> **Exercise instructions**
Every entry below should be reproduced exactly, with all pictures left out.

> **Input data**

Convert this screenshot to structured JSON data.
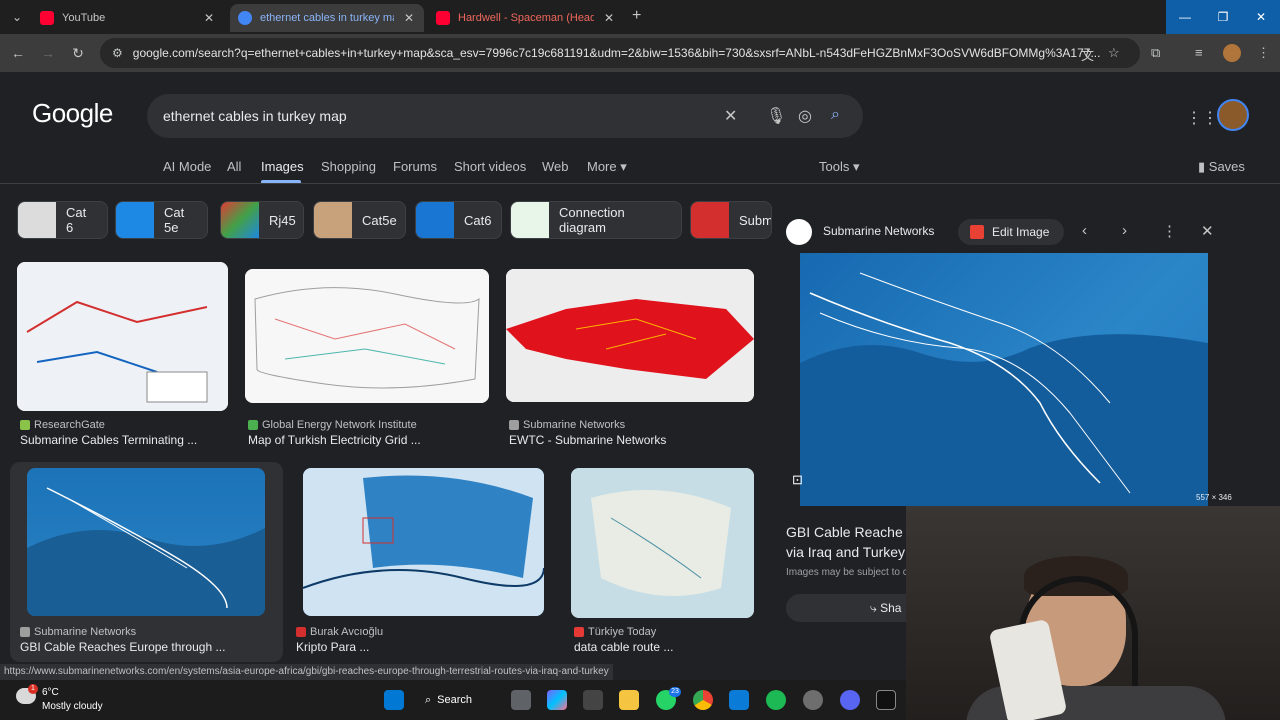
{
  "browser": {
    "tabs": [
      {
        "title": "YouTube",
        "color": "#ff0033"
      },
      {
        "title": "ethernet cables in turkey map",
        "color": "#4285f4"
      },
      {
        "title": "Hardwell - Spaceman (Headhu",
        "color": "#ff0033"
      }
    ],
    "url": "google.com/search?q=ethernet+cables+in+turkey+map&sca_esv=7996c7c19c681191&udm=2&biw=1536&bih=730&sxsrf=ANbL-n543dFeHGZBnMxF3OoSVW6dBFOMMg%3A177..."
  },
  "google": {
    "logo": "Google",
    "query": "ethernet cables in turkey map",
    "filters": [
      "AI Mode",
      "All",
      "Images",
      "Shopping",
      "Forums",
      "Short videos",
      "Web",
      "More"
    ],
    "active_filter": "Images",
    "tools": "Tools",
    "saves": "Saves"
  },
  "chips": [
    "Cat 6",
    "Cat 5e",
    "Rj45",
    "Cat5e",
    "Cat6",
    "Connection diagram",
    "Subm"
  ],
  "results": [
    {
      "source": "ResearchGate",
      "title": "Submarine Cables Terminating ..."
    },
    {
      "source": "Global Energy Network Institute",
      "title": "Map of Turkish Electricity Grid ..."
    },
    {
      "source": "Submarine Networks",
      "title": "EWTC - Submarine Networks"
    },
    {
      "source": "Submarine Networks",
      "title": "GBI Cable Reaches Europe through ..."
    },
    {
      "source": "Burak Avcıoğlu",
      "title": "Kripto Para ..."
    },
    {
      "source": "Türkiye Today",
      "title": "data cable route ..."
    }
  ],
  "preview": {
    "source": "Submarine Networks",
    "edit_label": "Edit Image",
    "dimensions": "557 × 346",
    "title_line1": "GBI Cable Reache",
    "title_line2": "via Iraq and Turkey",
    "copyright": "Images may be subject to c",
    "share": "Sha"
  },
  "status_url": "https://www.submarinenetworks.com/en/systems/asia-europe-africa/gbi/gbi-reaches-europe-through-terrestrial-routes-via-iraq-and-turkey",
  "taskbar": {
    "temp": "6°C",
    "weather": "Mostly cloudy",
    "weather_badge": "1",
    "search": "Search",
    "whatsapp_badge": "23"
  }
}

> **Answer to the problem**
Convert this screenshot to structured JSON data.
{
  "browser": {
    "tabs": [
      {
        "title": "YouTube",
        "color": "#ff0033"
      },
      {
        "title": "ethernet cables in turkey map",
        "color": "#4285f4"
      },
      {
        "title": "Hardwell - Spaceman (Headhu",
        "color": "#ff0033"
      }
    ],
    "url": "google.com/search?q=ethernet+cables+in+turkey+map&sca_esv=7996c7c19c681191&udm=2&biw=1536&bih=730&sxsrf=ANbL-n543dFeHGZBnMxF3OoSVW6dBFOMMg%3A177..."
  },
  "google": {
    "logo": "Google",
    "query": "ethernet cables in turkey map",
    "filters": [
      "AI Mode",
      "All",
      "Images",
      "Shopping",
      "Forums",
      "Short videos",
      "Web",
      "More"
    ],
    "active_filter": "Images",
    "tools": "Tools",
    "saves": "Saves"
  },
  "chips": [
    "Cat 6",
    "Cat 5e",
    "Rj45",
    "Cat5e",
    "Cat6",
    "Connection diagram",
    "Subm"
  ],
  "results": [
    {
      "source": "ResearchGate",
      "title": "Submarine Cables Terminating ..."
    },
    {
      "source": "Global Energy Network Institute",
      "title": "Map of Turkish Electricity Grid ..."
    },
    {
      "source": "Submarine Networks",
      "title": "EWTC - Submarine Networks"
    },
    {
      "source": "Submarine Networks",
      "title": "GBI Cable Reaches Europe through ..."
    },
    {
      "source": "Burak Avcıoğlu",
      "title": "Kripto Para ..."
    },
    {
      "source": "Türkiye Today",
      "title": "data cable route ..."
    }
  ],
  "preview": {
    "source": "Submarine Networks",
    "edit_label": "Edit Image",
    "dimensions": "557 × 346",
    "title_line1": "GBI Cable Reache",
    "title_line2": "via Iraq and Turkey",
    "copyright": "Images may be subject to c",
    "share": "Sha"
  },
  "status_url": "https://www.submarinenetworks.com/en/systems/asia-europe-africa/gbi/gbi-reaches-europe-through-terrestrial-routes-via-iraq-and-turkey",
  "taskbar": {
    "temp": "6°C",
    "weather": "Mostly cloudy",
    "weather_badge": "1",
    "search": "Search",
    "whatsapp_badge": "23"
  }
}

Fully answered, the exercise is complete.